The world has been closely watching Germany’s renewable energy industry this year. Now the German utilities’ industry association BDEW has announced that the country’s solar power production is up over 50 percent in 2012, thanks to a wealth of photovoltaic installations.
From January to September of this year, solar power production jumped from 16,500 gigawatt hours during the same period last year to 25,000 gigawatts this year. That means the share of solar power in Germany went up from 4.1 percent to 6.1 percent.
During the same period, wind power also grew from 8.0 to 8.6 percent. Additionally, biomass plants now account for almost 6 percent.
BDEW said in its statement that 26 percent of all the electricity produced in Germany during the first nine months of 2012 were from renewable sources, like solar, wind and biomass.

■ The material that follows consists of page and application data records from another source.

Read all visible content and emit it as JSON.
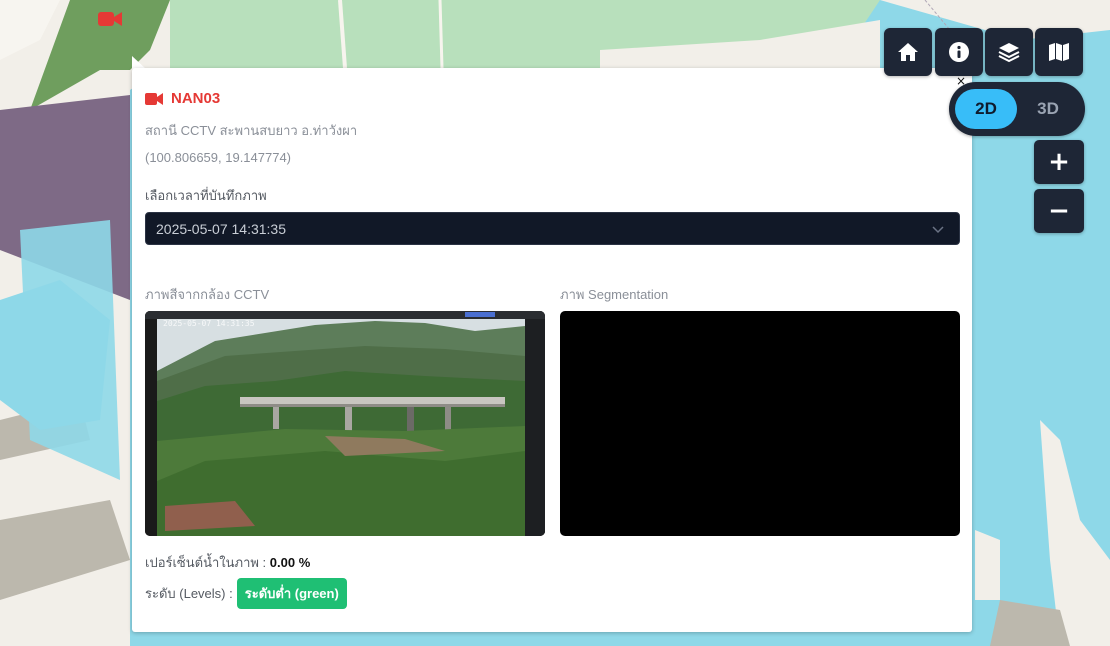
{
  "map": {
    "marker_icon": "video-camera-icon",
    "marker_color": "#e53935"
  },
  "popup": {
    "close_label": "×",
    "station_code": "NAN03",
    "station_name": "สถานี CCTV สะพานสบยาว อ.ท่าวังผา",
    "coordinates": "(100.806659, 19.147774)",
    "time_label": "เลือกเวลาที่บันทึกภาพ",
    "time_selected": "2025-05-07 14:31:35",
    "cctv_label": "ภาพสีจากกล้อง CCTV",
    "segmentation_label": "ภาพ Segmentation",
    "water_percent_label": "เปอร์เซ็นต์น้ำในภาพ :",
    "water_percent_value": "0.00 %",
    "level_label": "ระดับ (Levels) :",
    "level_value": "ระดับต่ำ (green)",
    "level_color": "#1fbf74"
  },
  "toolbar": {
    "buttons": [
      {
        "name": "home",
        "icon": "home-icon"
      },
      {
        "name": "info",
        "icon": "info-icon"
      },
      {
        "name": "layers",
        "icon": "layers-icon"
      },
      {
        "name": "basemap",
        "icon": "map-icon"
      }
    ],
    "dimension_options": [
      "2D",
      "3D"
    ],
    "dimension_active": "2D",
    "zoom_in_label": "+",
    "zoom_out_label": "−"
  }
}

A recent controversy about rate increases in Germany has split support for renewable energy in the country. German consumers pay about 3.69 cents a kilowatt-hour as a way to fund renewable energy development within the country. But now the four grid companies operating in Germany have increased that fee by 47 percent to 6.8 cents/kWh. (To read more about that, click here.)